Mary, Queen of all Saints, pray for us.
Signum Crucis

Sunday, October 9, 2016

28th Sunday C: We are lepers all, God's image in us marred by sin

In the Rosellini film “The Flowers of Saint Francis” a series of black and white vignettes drawn from the saint’s life are strung together. In one of them Saint Francis encounters a leper.

Francis the man is repulsed by the leper's disfigurement, a natural reaction we share with him, but having come to love the Lord Jesus passionately knows that he cannot claim to love Christ if he cannot love his brother. This being an Italian film about an Italian there is no hesitation in the realization that love expressed must somehow be tangible, physical.

The warning tinkle of the bell the leper rings to warn others upon his approach to keep their distance summons the conscience of Francis to do the opposite, the unthinkable: to rather draw near this suffering and repulsive icon of Christ in distressing disguise. His effort to overcome himself takes on the aspect of a physical drama as he repeatedly reaches out and then shrinks back again in horror at the prospect of an embrace.

Finally, grace instructs nature and the two find momentary solace: Francis wraps the suffering leper tightly in his arms, the eyes of faith encountering Christ in repugnant disguise.

People are sounding very Catholic in their justified condemnation of the very sinful remarks released on a video of a prominent candidate for election as the president of the US.

His words may even amount to sexual assault they are so offensive and reprehensible.
His disrespect of women and objectification of them is a grave sin which we must all renounce.

What he said was wrong and should never under any circumstances ever be considered acceptable. But let us make no mistake: the greatest moral battle of outrage is against legalized abortion.

Respect for everyone, including women at risk of sexual assault, begins with defending the weakest among us: the preborn woman. #DefendLife

The candidate in the video is wrong because what he did violated the virtue of chastity long taught by the Church as necessary for all of us.
But the Church teaches us that chastity is necessity for all of us and it was his human weakness of life without grace and repentance and lack of the virtue of chastity that led to his downfall.
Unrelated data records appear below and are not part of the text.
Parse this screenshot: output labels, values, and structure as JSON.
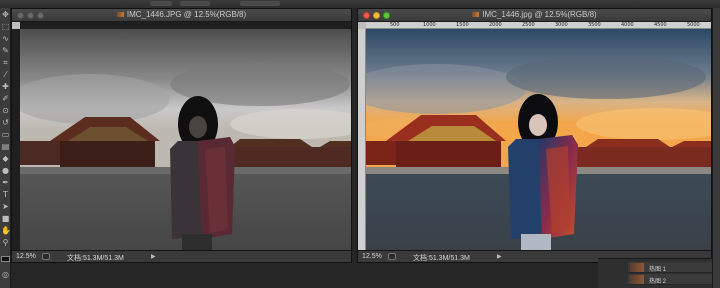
{
  "windows": {
    "left": {
      "title": "IMC_1446.JPG @ 12.5%(RGB/8)",
      "zoom": "12.5%",
      "doc_info": "文档:51.3M/51.3M"
    },
    "right": {
      "title": "IMC_1446.jpg @ 12.5%(RGB/8)",
      "zoom": "12.5%",
      "doc_info": "文档:51.3M/51.3M"
    }
  },
  "ruler_labels": [
    "500",
    "1000",
    "1500",
    "2000",
    "2500",
    "3000",
    "3500",
    "4000",
    "4500",
    "5000"
  ],
  "layers": [
    {
      "name": "热图 1",
      "icon": "layer-thumbnail"
    },
    {
      "name": "热图 2",
      "icon": "layer-thumbnail"
    }
  ],
  "tools": [
    "move-tool-icon",
    "marquee-tool-icon",
    "lasso-tool-icon",
    "quick-select-tool-icon",
    "crop-tool-icon",
    "eyedropper-tool-icon",
    "healing-tool-icon",
    "brush-tool-icon",
    "clone-tool-icon",
    "history-brush-tool-icon",
    "eraser-tool-icon",
    "gradient-tool-icon",
    "blur-tool-icon",
    "dodge-tool-icon",
    "pen-tool-icon",
    "type-tool-icon",
    "path-select-tool-icon",
    "shape-tool-icon",
    "hand-tool-icon",
    "zoom-tool-icon"
  ],
  "colors": {
    "accent_sky_warm": "#f3a64a",
    "roof_red": "#9b2f1f"
  }
}
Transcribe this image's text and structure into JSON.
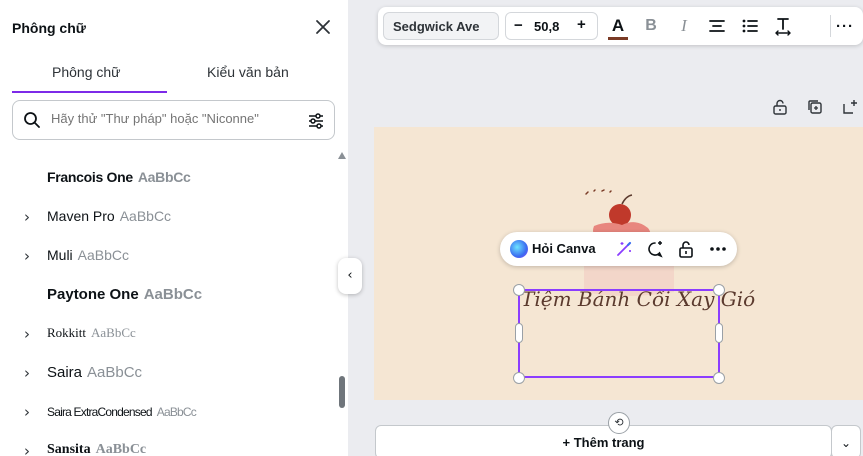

His repentance and forgiveness by God are a personal matter and we can only pray for him as we pray for all.

This man’s leprosy is now on view to all
But we are all lepers because “we have all sinned and fallen short of the glory of God.”

God’s first concern is not that we have sinned; he knows that.
And we cannot justify ourselves by a prudish or obsessive concern with the weakness or sins of others.

As a matter of fact, although we must always shun repeating falsehoods about others, even to discuss their sins is detraction and a sin.
No, the Lord asks only that we seek forgiveness and that in faith we return to give thanks for his merciful love.

And that is what we are doing tonight; we have returned in the faith hich saves to thank the Lord for his many mercies.

In this wired and internet 24/7 news culture politicians with a past may always worry that the other shoe may drop. Sin unfortunately sometimes follows a pattern for those who are dishonest about their weaknesses.

We, however, are called to more because we are given more: God’s mercy, a grace for the strength or virtue of chastity and the humble living of daily repentance as we avoid the near occasions of sin which we know will play on our weaknesses.  And this for the most grave of sins necessarily in sacramental confession.

Approaching the altar to receive the Lord in holy Communion while suffering the hideous leprosy of mortal is both useless and a sacrilege: adding sin upon sin.

All of us must regularly admit to our wrongdoing, and always in the confessional for grave sins such as breaking the Commandments. And we must continue to walk humbly with God, recognizing that without His grace we would be dying of the most hideous leprosy: that of sin which can cast both body and soul into hell forever.

All of us are lepers because of sin; returning in faith to give the Lord thanks for His merciful love saves us” 28th Sunday #homilytweet @MCITLFrAphorism

Yes, we’re all lepers but God hugs us anyway.